START Data for review

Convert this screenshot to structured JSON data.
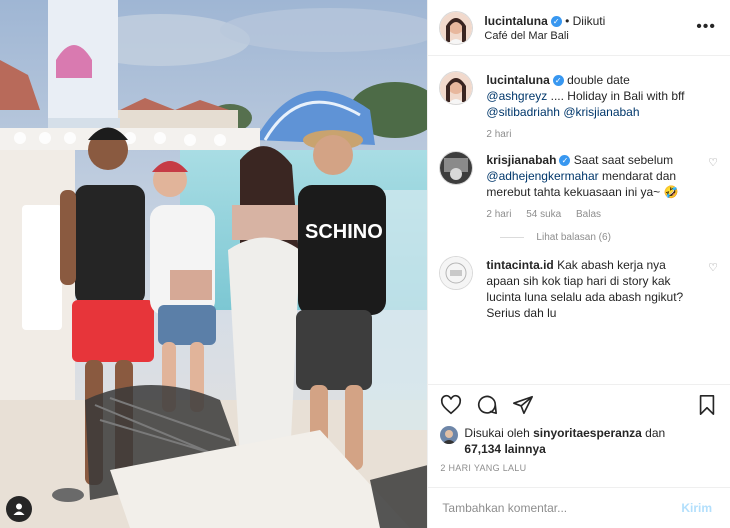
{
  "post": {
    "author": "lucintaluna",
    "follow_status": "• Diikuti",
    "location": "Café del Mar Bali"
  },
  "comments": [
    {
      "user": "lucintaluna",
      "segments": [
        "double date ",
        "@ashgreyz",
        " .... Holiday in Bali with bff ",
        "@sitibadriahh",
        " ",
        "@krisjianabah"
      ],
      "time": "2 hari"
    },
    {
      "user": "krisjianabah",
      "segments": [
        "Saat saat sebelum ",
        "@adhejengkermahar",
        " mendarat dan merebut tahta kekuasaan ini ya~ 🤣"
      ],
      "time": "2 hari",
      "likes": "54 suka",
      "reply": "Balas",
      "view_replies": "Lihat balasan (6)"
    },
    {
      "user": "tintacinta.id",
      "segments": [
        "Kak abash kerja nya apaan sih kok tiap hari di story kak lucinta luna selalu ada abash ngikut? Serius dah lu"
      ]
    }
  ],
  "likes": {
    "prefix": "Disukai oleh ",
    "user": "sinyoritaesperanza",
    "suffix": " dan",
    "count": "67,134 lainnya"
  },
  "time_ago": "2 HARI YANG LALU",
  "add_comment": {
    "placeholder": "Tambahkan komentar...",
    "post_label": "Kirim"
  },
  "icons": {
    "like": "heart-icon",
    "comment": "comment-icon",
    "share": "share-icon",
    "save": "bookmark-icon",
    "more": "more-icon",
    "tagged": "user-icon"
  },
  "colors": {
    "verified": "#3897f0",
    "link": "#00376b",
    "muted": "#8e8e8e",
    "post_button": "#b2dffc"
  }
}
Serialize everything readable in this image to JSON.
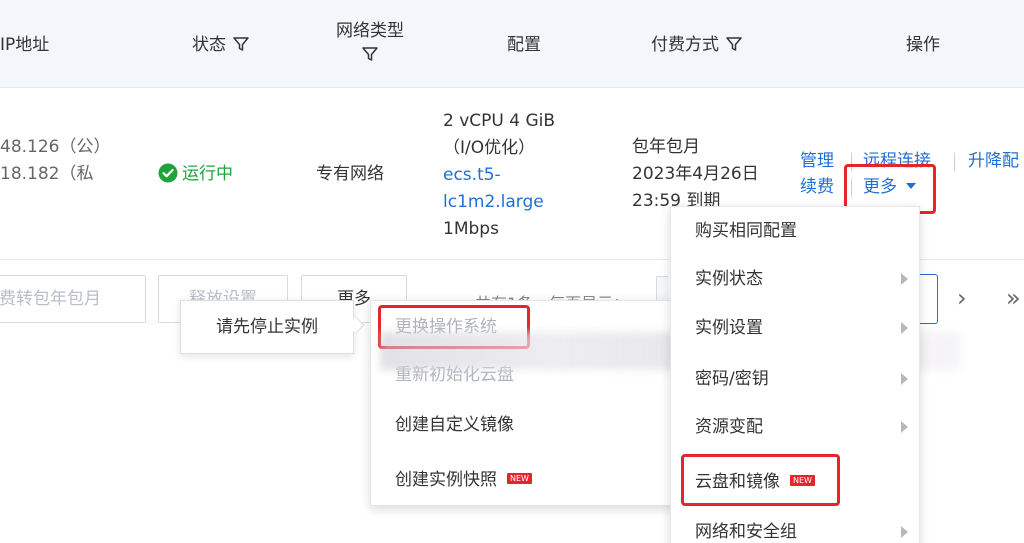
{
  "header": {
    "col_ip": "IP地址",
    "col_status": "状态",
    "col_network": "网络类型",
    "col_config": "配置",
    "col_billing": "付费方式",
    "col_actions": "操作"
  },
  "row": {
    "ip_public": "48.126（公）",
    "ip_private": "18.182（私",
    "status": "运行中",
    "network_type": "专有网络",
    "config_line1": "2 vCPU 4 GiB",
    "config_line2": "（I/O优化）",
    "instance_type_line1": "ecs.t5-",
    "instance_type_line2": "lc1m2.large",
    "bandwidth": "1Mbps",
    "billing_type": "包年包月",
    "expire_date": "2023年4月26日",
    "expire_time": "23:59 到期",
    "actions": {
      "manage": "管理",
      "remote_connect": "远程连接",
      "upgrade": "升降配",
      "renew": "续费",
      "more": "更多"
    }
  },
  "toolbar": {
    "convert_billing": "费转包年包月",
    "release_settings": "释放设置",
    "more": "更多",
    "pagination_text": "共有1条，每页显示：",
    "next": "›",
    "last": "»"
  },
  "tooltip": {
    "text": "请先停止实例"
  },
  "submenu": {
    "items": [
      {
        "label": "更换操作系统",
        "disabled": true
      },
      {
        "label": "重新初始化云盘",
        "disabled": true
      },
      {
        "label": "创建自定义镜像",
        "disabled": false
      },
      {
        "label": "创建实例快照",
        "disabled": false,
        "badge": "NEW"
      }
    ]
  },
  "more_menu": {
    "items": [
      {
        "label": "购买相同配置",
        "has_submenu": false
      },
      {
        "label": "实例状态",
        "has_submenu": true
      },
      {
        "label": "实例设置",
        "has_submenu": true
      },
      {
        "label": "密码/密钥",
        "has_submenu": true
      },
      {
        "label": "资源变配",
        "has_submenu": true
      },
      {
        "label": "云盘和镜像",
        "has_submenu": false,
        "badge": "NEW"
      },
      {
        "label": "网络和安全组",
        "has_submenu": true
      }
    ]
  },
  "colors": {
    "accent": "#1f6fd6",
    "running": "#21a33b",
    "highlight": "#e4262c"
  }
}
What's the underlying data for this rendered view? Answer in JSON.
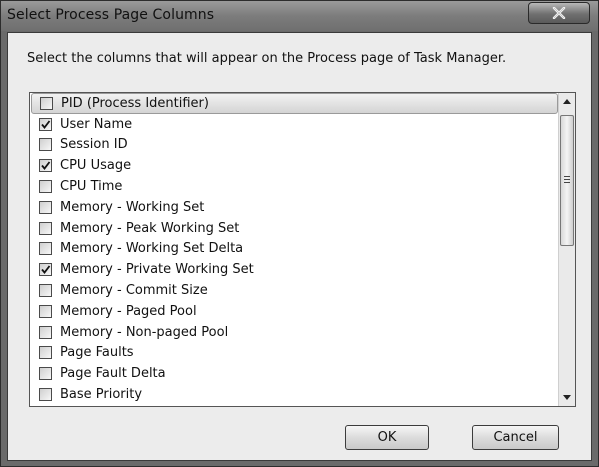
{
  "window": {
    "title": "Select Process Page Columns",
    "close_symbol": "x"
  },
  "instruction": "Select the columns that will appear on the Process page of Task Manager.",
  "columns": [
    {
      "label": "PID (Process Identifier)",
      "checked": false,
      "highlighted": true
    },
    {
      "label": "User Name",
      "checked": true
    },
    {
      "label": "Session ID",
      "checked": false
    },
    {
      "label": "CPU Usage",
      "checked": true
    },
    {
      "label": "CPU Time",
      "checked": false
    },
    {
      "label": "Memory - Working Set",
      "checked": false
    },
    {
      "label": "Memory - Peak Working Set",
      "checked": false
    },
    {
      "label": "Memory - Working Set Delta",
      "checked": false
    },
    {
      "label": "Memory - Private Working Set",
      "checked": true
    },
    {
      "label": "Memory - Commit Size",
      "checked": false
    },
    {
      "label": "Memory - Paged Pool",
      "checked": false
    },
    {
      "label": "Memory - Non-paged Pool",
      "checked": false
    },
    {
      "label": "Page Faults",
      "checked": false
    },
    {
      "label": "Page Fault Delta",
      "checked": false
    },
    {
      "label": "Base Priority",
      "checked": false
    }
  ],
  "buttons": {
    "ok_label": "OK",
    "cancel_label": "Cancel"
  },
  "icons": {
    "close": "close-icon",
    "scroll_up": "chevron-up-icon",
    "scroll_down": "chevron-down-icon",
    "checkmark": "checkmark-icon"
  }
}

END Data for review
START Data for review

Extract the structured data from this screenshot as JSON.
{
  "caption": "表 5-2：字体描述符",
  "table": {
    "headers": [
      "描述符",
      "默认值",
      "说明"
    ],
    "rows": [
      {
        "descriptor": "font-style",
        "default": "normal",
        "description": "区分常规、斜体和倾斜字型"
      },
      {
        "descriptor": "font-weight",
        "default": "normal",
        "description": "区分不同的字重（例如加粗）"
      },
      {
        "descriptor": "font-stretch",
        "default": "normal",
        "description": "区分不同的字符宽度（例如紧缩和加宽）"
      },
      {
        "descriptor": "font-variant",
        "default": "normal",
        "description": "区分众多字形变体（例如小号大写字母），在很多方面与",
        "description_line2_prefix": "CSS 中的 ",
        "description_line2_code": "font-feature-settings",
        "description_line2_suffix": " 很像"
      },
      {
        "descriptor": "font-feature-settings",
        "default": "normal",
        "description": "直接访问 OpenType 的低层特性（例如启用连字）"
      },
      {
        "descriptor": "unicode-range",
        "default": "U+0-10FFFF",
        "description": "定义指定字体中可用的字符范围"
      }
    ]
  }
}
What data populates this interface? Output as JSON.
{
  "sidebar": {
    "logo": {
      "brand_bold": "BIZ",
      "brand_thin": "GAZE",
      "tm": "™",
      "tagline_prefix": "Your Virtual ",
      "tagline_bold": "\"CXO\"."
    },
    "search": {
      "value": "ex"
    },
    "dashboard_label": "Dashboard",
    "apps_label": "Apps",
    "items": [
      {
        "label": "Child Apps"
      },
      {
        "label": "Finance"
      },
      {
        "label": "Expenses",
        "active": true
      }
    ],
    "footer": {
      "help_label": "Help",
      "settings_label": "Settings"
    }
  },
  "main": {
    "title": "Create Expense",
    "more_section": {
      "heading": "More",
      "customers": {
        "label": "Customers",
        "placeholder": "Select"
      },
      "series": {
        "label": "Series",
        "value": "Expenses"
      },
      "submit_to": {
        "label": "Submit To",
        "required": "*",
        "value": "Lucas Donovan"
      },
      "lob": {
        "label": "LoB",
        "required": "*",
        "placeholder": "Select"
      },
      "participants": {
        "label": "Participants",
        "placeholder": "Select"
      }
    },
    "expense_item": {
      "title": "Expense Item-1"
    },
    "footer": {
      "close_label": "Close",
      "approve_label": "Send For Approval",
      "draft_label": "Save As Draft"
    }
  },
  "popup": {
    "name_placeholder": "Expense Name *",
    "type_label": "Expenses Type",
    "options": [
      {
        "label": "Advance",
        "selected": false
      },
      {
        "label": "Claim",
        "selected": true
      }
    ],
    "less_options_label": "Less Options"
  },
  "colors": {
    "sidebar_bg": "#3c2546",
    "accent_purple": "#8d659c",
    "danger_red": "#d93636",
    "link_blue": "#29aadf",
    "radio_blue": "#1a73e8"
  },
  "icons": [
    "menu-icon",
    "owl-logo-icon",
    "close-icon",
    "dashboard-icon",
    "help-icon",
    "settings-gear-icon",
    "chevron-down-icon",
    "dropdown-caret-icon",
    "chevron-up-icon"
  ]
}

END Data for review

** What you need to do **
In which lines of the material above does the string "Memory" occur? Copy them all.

** Reply to the exercise **
      "label": "Memory - Working Set",
      "label": "Memory - Peak Working Set",
      "label": "Memory - Working Set Delta",
      "label": "Memory - Private Working Set",
      "label": "Memory - Commit Size",
      "label": "Memory - Paged Pool",
      "label": "Memory - Non-paged Pool",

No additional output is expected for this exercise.